Mrs. DJ L’il Bit was very calm and relaxed after her kava, which, if you know her at all, means that it was a unique and special night. With a result like that, I’ll be mixing kava at home. We slept very well but I didn’t have any particular dreams — maybe the easy relaxation at the private beach came from the kava? Or maybe just from the beautiful beach.
Our last day on Fiji, Saturday, was the subject of much planning. The boat off of Beqa island was at 8:30am, and our flight out at 10pm; what would we do for that time? Frankly, we just wanted to sit by the pool or on our veranda, but we had to catch our boat. For a while, a “jungle canopy tour”:http://zip-fiji.com/ was well in the lead, but we also wanted to make sure we had time to get our souvenir shopping in. Planning for one thing or the other, we got up at 5am to see the sunrise — not that early to wake up, it turns out, when you go to bed shortly after it gets dark! And it was worth it.
Then we got the good news: the boat had broken down, and we’d be taking another boat in closer to noon. A half day sitting in the sun — perfect! Just what we’d wanted. We got to enjoy our incredible, beautiful island for another morning.

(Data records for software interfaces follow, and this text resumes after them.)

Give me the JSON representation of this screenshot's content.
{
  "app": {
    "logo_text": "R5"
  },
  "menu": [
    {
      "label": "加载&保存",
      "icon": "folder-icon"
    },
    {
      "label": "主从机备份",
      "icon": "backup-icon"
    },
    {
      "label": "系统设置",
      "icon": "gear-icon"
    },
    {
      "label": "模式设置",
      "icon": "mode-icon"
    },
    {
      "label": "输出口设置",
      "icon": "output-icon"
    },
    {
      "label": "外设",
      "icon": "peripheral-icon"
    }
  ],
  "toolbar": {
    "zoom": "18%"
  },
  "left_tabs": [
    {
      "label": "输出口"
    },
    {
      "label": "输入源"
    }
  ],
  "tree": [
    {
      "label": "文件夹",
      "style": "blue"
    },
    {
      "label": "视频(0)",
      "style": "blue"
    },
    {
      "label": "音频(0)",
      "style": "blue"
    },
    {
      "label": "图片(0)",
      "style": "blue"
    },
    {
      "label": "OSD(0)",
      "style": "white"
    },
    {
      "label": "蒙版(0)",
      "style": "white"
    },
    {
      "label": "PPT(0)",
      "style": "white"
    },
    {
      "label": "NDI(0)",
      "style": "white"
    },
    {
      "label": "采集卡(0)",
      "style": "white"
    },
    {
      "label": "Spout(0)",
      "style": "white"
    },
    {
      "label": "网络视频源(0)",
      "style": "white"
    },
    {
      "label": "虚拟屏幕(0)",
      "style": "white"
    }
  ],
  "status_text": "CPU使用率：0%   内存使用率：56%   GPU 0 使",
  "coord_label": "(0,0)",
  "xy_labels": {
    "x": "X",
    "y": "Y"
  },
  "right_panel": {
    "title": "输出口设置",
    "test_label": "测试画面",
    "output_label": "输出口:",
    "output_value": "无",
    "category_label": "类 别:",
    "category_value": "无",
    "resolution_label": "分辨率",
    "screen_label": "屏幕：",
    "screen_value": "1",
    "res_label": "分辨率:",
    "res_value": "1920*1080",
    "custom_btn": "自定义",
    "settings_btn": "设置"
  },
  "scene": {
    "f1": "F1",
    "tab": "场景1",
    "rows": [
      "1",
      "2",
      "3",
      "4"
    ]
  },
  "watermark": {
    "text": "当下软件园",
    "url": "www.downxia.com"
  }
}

That left enough time to get our souvenir shopping done, grab a bite to eat, and get to the airport. While we both wanted to eat at an authentic Fijian restaurant, since we’d had somewhat sanitized resort food the whole time, exposing our stomachs to something new and unfamiliar right before an 11 hour plane ride didn’t seem like the smartest of all ideas, so we ended up at the Hard Rock Cafe. Hopefully, taking the “kokoda-making”:http://www.flickr.com/photos/milngavie/2675027647/ class a few days earlier at least partially made up for the inauthenticity.
Finally, we had an 11-hour flight home on “Air Pacific”:http://www.airpacific.com/. Mrs. DJ L’il Bit wore her veil on check-in and I asked for something special for our honeymoon and the nice airline staffer set us up with a row of 3 seats to ourselves. Mrs. DJ L’il Bit stretched out across them and slept with her head on my lap; I, as usual, didn’t need any help to sleep most of the flight away. And then we arrived home, one hour after we left Lalati, and that was it for our honeymoon. Or, at least, for the travel part, because I have to say, we’re still pretty disgustingly cute together. I hope that’ll stick around for a long time.
fn1. Brides-to-be: wearing your veil makes everyone want to do nice things for you! It got us champagne on Air New Zealand — make sure to bring yours with you!
fn2. Or, 25 hours later and, thanks to the International Date Line, one day earlier.